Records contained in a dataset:

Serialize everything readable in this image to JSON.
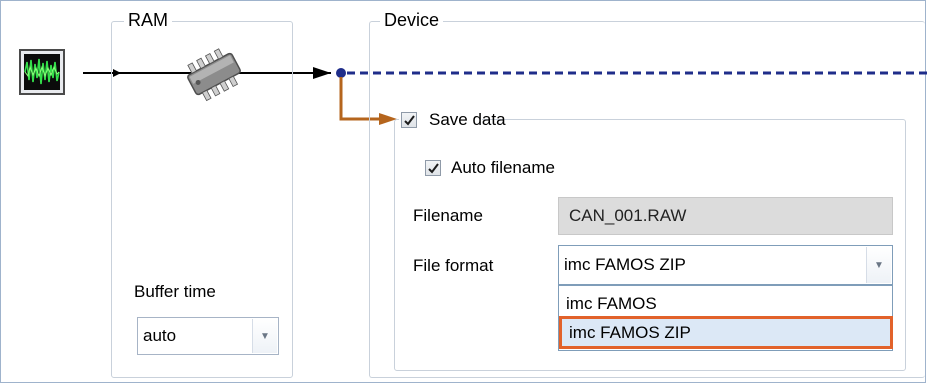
{
  "ram_group": {
    "title": "RAM",
    "buffer_time_label": "Buffer time",
    "buffer_time_value": "auto"
  },
  "device_group": {
    "title": "Device",
    "save_data_label": "Save data",
    "save_data_checked": true,
    "auto_filename_label": "Auto filename",
    "auto_filename_checked": true,
    "filename_label": "Filename",
    "filename_value": "CAN_001.RAW",
    "file_format_label": "File format",
    "file_format_value": "imc FAMOS ZIP",
    "file_format_options": [
      "imc FAMOS",
      "imc FAMOS ZIP"
    ],
    "file_format_highlighted": "imc FAMOS ZIP"
  },
  "icons": {
    "signal": "oscilloscope-signal-icon",
    "ram_chip": "ram-chip-icon"
  },
  "colors": {
    "signal_line": "#000000",
    "save_branch": "#b5651d",
    "device_output": "#1f2d8a",
    "selection_outline": "#e2622a"
  }
}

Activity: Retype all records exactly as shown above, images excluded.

Output of the task:
Serialize everything readable in this image to JSON.
{
  "ram_group": {
    "title": "RAM",
    "buffer_time_label": "Buffer time",
    "buffer_time_value": "auto"
  },
  "device_group": {
    "title": "Device",
    "save_data_label": "Save data",
    "save_data_checked": true,
    "auto_filename_label": "Auto filename",
    "auto_filename_checked": true,
    "filename_label": "Filename",
    "filename_value": "CAN_001.RAW",
    "file_format_label": "File format",
    "file_format_value": "imc FAMOS ZIP",
    "file_format_options": [
      "imc FAMOS",
      "imc FAMOS ZIP"
    ],
    "file_format_highlighted": "imc FAMOS ZIP"
  },
  "icons": {
    "signal": "oscilloscope-signal-icon",
    "ram_chip": "ram-chip-icon"
  },
  "colors": {
    "signal_line": "#000000",
    "save_branch": "#b5651d",
    "device_output": "#1f2d8a",
    "selection_outline": "#e2622a"
  }
}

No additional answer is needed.